A. "Develop and maintain a positive working relationship with members of the State of Alabama legislative delegation, various city and county officials relative to CITY locations.
B. "Establish a positive working relationship with various state service providers (i.e. Department of Human Resources, Department of Mental Health, and Department of Youth Services."
Martin also wants the judge to prevent Schmitz from presenting "an excessive number of character witnesses."
The foregoing is what The Birmingham News is not talking about. The paper's coverage has essentially been spoon fed by Martin.
"Prosecutors outlined the case they'll present against Schmitz in a 41-page trial memorandum. After it was reviewed by The Birmingham News, that document was sealed by a federal judge."
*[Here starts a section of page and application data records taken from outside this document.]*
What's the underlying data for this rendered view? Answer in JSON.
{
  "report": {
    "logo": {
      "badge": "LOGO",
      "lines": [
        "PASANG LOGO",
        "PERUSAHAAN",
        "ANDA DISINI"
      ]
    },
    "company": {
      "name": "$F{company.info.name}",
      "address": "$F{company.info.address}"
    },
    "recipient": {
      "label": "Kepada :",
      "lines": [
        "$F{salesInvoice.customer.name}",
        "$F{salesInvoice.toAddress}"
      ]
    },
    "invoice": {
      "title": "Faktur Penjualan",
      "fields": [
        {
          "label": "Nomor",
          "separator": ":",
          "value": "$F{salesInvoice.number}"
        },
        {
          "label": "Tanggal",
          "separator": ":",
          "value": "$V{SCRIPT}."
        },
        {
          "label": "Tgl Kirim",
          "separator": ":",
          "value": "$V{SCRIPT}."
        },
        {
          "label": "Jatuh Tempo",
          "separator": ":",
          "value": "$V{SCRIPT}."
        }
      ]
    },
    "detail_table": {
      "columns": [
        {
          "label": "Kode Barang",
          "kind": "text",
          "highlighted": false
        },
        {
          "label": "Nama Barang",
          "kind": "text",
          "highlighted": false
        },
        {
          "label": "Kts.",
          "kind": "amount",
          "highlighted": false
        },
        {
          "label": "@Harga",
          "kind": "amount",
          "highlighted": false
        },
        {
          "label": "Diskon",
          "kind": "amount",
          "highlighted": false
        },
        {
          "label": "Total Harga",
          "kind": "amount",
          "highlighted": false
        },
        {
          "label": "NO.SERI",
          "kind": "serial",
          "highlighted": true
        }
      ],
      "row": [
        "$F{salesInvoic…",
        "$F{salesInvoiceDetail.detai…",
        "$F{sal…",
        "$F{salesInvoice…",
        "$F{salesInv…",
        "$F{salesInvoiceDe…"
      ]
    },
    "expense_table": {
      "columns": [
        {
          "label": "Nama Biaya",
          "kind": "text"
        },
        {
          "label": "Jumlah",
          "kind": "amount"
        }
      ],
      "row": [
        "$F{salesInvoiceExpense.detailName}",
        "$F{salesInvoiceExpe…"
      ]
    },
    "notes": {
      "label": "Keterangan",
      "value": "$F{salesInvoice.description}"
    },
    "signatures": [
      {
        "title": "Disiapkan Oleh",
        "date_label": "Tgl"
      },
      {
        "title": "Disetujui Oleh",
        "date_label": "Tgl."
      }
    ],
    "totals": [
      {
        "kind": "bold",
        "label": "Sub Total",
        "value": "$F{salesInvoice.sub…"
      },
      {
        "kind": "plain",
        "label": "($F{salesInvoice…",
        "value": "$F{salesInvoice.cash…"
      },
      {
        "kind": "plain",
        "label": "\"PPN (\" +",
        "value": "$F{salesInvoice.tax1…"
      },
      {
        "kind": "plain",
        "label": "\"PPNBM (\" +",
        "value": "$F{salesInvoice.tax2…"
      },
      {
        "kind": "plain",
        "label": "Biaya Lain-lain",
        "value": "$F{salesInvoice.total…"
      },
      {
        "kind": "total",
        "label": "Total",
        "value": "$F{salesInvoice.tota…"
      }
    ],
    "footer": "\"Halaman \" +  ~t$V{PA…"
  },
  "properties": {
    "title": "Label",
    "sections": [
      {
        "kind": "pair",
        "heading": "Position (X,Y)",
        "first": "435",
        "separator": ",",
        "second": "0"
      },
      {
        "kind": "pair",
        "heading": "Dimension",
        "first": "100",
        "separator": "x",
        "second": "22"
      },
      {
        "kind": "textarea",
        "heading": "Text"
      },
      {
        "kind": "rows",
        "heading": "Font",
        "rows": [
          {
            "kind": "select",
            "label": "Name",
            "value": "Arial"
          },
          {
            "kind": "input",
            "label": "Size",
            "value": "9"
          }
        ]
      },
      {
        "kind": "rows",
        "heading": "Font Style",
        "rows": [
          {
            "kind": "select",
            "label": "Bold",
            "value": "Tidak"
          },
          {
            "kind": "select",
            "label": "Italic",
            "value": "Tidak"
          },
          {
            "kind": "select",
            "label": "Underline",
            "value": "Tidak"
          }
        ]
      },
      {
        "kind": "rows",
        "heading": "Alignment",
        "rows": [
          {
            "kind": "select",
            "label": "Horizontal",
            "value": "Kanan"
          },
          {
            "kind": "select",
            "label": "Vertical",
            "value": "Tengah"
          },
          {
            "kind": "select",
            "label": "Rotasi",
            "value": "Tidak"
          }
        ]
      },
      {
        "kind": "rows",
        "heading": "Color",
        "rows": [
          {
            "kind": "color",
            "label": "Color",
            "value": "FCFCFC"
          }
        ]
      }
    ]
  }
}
Recently, Brett Blackledge, the lead reporter on The Birmingham News "double-dipping" series, admitted that he got a lot of the information when somebody handed it over to him in a box. Some locals who found him to be less than honest had already likened Blackledge to Scott Templeton, the fabulist reporter in the HBO series The Wire. Templeton, who fabricated quotes and embellished facts to juice up his stories, ran with a bogus narrative - in that case, homeless murders - he was fed by a government officials . In the series finale, Templeton wins the Pulitzer Prize. Blackledge, who won the Pulitzer Prize for his double dipping reporting, recently left to work in the AP Washington Bureau.